The spread of it was hard to tell, the silt covered over with a few years of his companion’s slime. All he could tell was that it was growing. A spot of heat an inch or so wide. Then a foot, then more.
He had a sinking feeling that he knew what would come next.
That feeling was proven right as a glowing hand pushed itself free of the molten silt, a man of flowing lava pulling himself into view.
For a moment, the two monsters just gazed at one another.
Then the lava man raised his arms, and a spire of molten substrate rose from the seafloor like some wretched sort of spear, impure glass forming and cracking on its surface as internal heat battled against the cooling forces of the water.
His companion pulled away before it struck. The lava man shifted pose. The spire exploded, ripping through the ocean in a thousand jagged spikes.
His companion’s fury echoed through the sea, and they were sand again.
This wasn’t good. Two adversaries now, both too strong to be ignored. His friend had barely been able to hold against the first.
He had to do something. He couldn’t just sit waiting on the sidelines. There had to be something he could do.
He had an idea.
The boy gave his companion a gentle pat, a thousand tiny ridges of cartilage and scale brushing beneath his fingers.

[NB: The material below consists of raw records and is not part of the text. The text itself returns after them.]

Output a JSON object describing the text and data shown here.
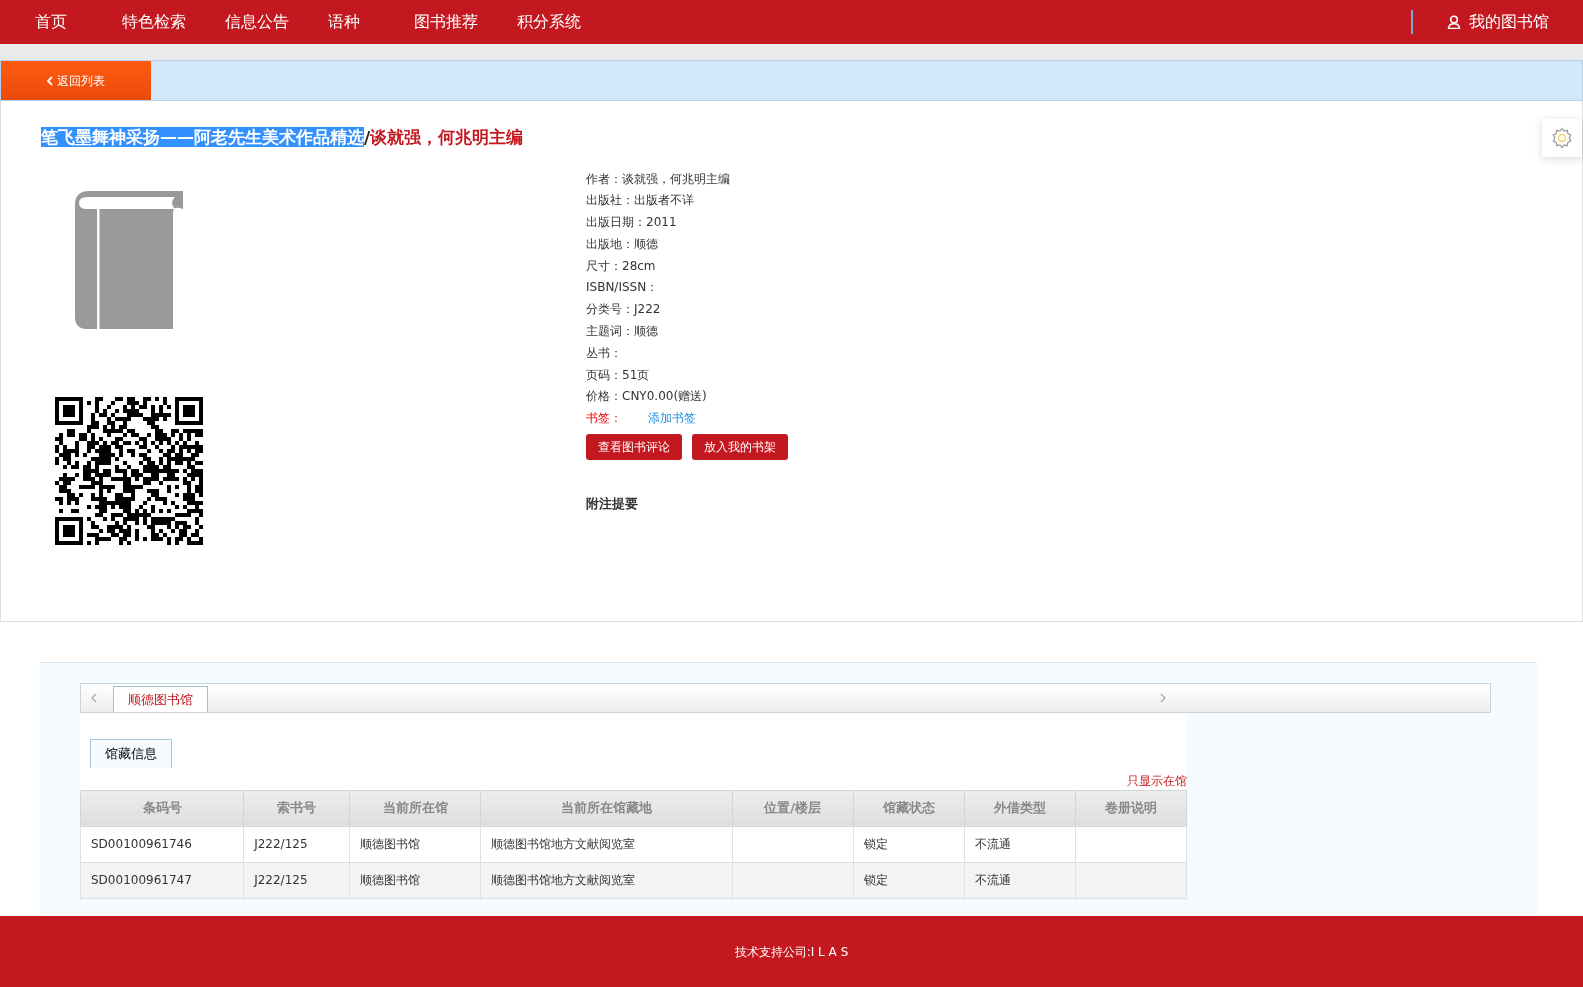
{
  "nav": {
    "items": [
      {
        "label": "首页",
        "selected": false
      },
      {
        "label": "特色检索",
        "selected": false
      },
      {
        "label": "信息公告",
        "selected": false
      },
      {
        "label": "语种",
        "selected": false
      },
      {
        "label": "图书推荐",
        "selected": false
      },
      {
        "label": "积分系统",
        "selected": false
      }
    ],
    "account": "我的图书馆"
  },
  "back_button": "返回列表",
  "title": {
    "main": "笔飞墨舞神采扬——阿老先生美术作品精选",
    "selected": true,
    "separator": "/",
    "responsibility": "谈就强，何兆明主编"
  },
  "details": [
    {
      "label": "作者：",
      "value": "谈就强，何兆明主编",
      "kind": "text"
    },
    {
      "label": "出版社：",
      "value": "出版者不详",
      "kind": "text"
    },
    {
      "label": "出版日期：",
      "value": "2011",
      "kind": "text"
    },
    {
      "label": "出版地：",
      "value": "顺德",
      "kind": "text"
    },
    {
      "label": "尺寸：",
      "value": "28cm",
      "kind": "text"
    },
    {
      "label": "ISBN/ISSN：",
      "kind": "text"
    },
    {
      "label": "分类号：",
      "value": "J222",
      "kind": "text"
    },
    {
      "label": "主题词：",
      "value": "顺德",
      "kind": "text"
    },
    {
      "label": "丛书：",
      "kind": "text"
    },
    {
      "label": "页码：",
      "value": "51页",
      "kind": "text"
    },
    {
      "label": "价格：",
      "value": "CNY0.00(赠送)",
      "kind": "text"
    },
    {
      "label": "书签：",
      "value": "添加书签",
      "kind": "link"
    }
  ],
  "actions": [
    "查看图书评论",
    "放入我的书架"
  ],
  "notes_heading": "附注提要",
  "library_tabs": [
    {
      "label": "顺德图书馆",
      "selected": true
    }
  ],
  "holdings_tabs": [
    {
      "label": "馆藏信息",
      "selected": true
    }
  ],
  "filter_link": "只显示在馆",
  "table": {
    "columns": [
      "条码号",
      "索书号",
      "当前所在馆",
      "当前所在馆藏地",
      "位置/楼层",
      "馆藏状态",
      "外借类型",
      "卷册说明"
    ],
    "rows": [
      [
        "SD00100961746",
        "J222/125",
        "顺德图书馆",
        "顺德图书馆地方文献阅览室",
        "",
        "锁定",
        "不流通",
        ""
      ],
      [
        "SD00100961747",
        "J222/125",
        "顺德图书馆",
        "顺德图书馆地方文献阅览室",
        "",
        "锁定",
        "不流通",
        ""
      ]
    ]
  },
  "footer": {
    "label": "技术支持公司:",
    "company": "I L A S"
  }
}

‘I can help,’ he said. ‘You have to let me go.’
He wasn’t prepared for the force of his companion’s denial. It was angry. It was scared. It didn’t want to be away from him.

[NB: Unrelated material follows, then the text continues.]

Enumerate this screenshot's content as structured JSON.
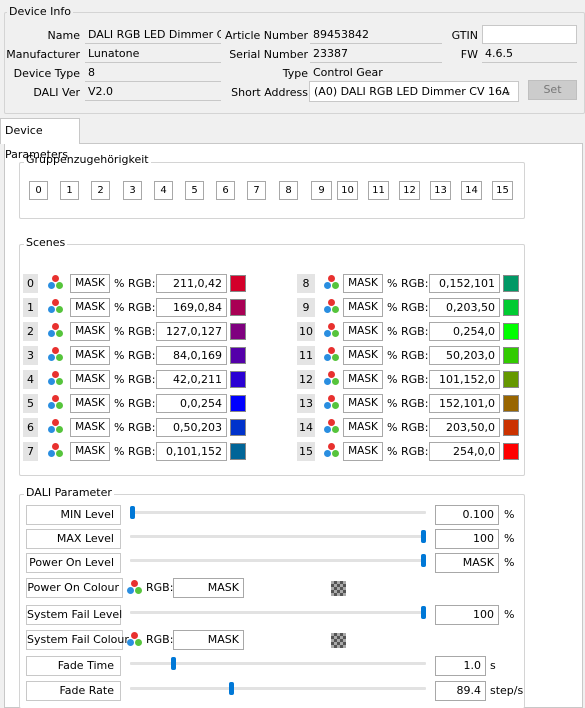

He leaned forward, his forehead resting against its back.
‘You have to trust me.’
A moment of agonized deliberation, then whatever force had held him shackled to the creature’s back eased off.
He pushed away from it, trying to resist being buffeted as its gigantic form sent eddies through the water. He swam down towards the lava man, his focus split between navigating the depths and searching for something he’d glimpsed being tossed aside in his companion’s mind.
It didn’t take long for the lava man to spot him. A moment of surprise flickered across what passed for the being’s face, followed by determination. As the boy continued for the depths, the man waded forth to meet him, each step slowed by a cold and pressure that the boy no longer felt.
Above them, his companion and the star-man warred, each bout sending heat and fury rippling through the sea. The boy ignored it all, even when a third combattant came upon them, this one carried by a long, snake-like drake of a size with his companion.
He could worry about that later. He had to stay on task.
He had nearly reached the lava man. He thought he saw compassion in what now passed for the figure’s eyes. It was hard to tell, so distant from the sun.
The boy reached out a hand.
His enemy did the same.
He found what he’d been looking for in his companion’s mind:
A thousand spells it didn’t know how to use.
It was all Peter Toranaga could do to keep from being torn apart as the boy he had come to save reached into a well of power far larger than himself, and loosed a bolt of amber from his palm.
He let it catch him by surprise. He should have been prepared.
What struck his shield then was, to Peter’s estimation, the most powerful attack that he had ever witnessed. It didn’t so much strike into him as break around him, the light blooming out across his chest, then out into the water like the flow of an aurora.
His shields were reinforced by more than a month’s collected energy. The spell carved through them like a butter knife.
He felt pain in the places it had flowed, a half-dozen trenches simply burrowed through him by an ocean-weight of force. He would bleed when he returned to human form.
To his credit, he reacted fast.
‘Shield his mind. Get him out of its control.’
Charlie was already paddling backwards in the water; but he was hardly the strongest swimmer.
Peter loosed his spell, watching in grim satisfaction as the faintly glowing barrier pulsed into being around the boy’s form.
He hadn’t expected for the Whale to panic, nor for Charlie to do the same. Panic they did, though, the Whale jerking around in the water above them, breaking loose its grapple with his mother’s dragon, before thrashing its way towards them like a raging bull.
Bad as that was, Charlie’s response was even worse.
Charlie started drowning.